Trainer Doug O’Neill brought I’ll Have Another to Belmont Park for a shot at a Triple Crown but had to scratch the horse on the morning of the Belmont Stakes (G1) due to tendinitis. The colt was immediately retired.
“I’ll Have Another was an absolute beast,” O’Neill remembered. “His competitive nature, his high energy, and tremendous stride helped him win two classics and a championship.”
I’ll Have Another was retired with a record of five wins and a second from seven starts, and earnings of $2,693,600. In addition to winning the Kentucky Derby and Preakness, he also won the Santa Anita Derby (G1) and Robert B. Lewis Stakes (G2). Undefeated at 3, he was the 2012 Eclipse champion 3-year-old. At 2, he broke his maiden July 3 at Hollywood Park, then ran second to Creative Cause in the Best Pal Stakes (G2).
As a sire, I’ll Have Another has been represented by 118 winners, including graded-placed winners Win Gerbera, who was second in the Hakodate Nisai Stakes (G3), and Sigrun, who was third in the Artemis Stakes (G3).
I’ll Have Another was bred by Harvey Clarke in Kentucky out of the winning Arch mare Arch’s Gal Edith. The mare’s granddam, stakes-placed Last Cause, is a half sister to stakes-placed One Last Bird, who is in the family of top Spendthrift Farm sire Into Mischief.
Flower Alley, the only sire of a Kentucky Derby winner to stand in South Africa, proved immensely popular at the 2018 National Yearling Sale where his first South African born crop saw him average almost R400 000 for 22 Lot sold.
The highest prices were R1,5-million for Lot 114 Whitcomb, bred by Mauritzfontein out of Cherry Ridge, and Lot 101 Bayberry, out of Berry Blaze, sold for R1-million consigned by Wilgerbosdrift.

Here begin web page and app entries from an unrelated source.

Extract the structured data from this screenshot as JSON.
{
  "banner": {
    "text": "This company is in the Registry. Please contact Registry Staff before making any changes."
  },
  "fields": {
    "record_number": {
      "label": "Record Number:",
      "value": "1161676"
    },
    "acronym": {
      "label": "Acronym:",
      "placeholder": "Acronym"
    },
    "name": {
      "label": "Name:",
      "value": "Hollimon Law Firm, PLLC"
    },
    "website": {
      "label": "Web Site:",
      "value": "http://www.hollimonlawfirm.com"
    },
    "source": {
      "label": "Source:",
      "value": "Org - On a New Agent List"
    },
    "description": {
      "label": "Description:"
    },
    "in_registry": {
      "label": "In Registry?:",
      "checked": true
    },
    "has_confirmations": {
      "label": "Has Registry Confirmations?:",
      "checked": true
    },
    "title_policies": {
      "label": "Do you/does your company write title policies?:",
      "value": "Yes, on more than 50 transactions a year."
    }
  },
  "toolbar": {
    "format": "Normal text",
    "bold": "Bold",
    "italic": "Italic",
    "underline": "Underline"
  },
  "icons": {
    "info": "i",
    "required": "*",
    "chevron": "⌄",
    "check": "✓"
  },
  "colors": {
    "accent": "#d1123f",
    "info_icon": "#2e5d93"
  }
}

Flower Alley stands this season at Wilgerbosdrift for a fee of R70 000 live foal.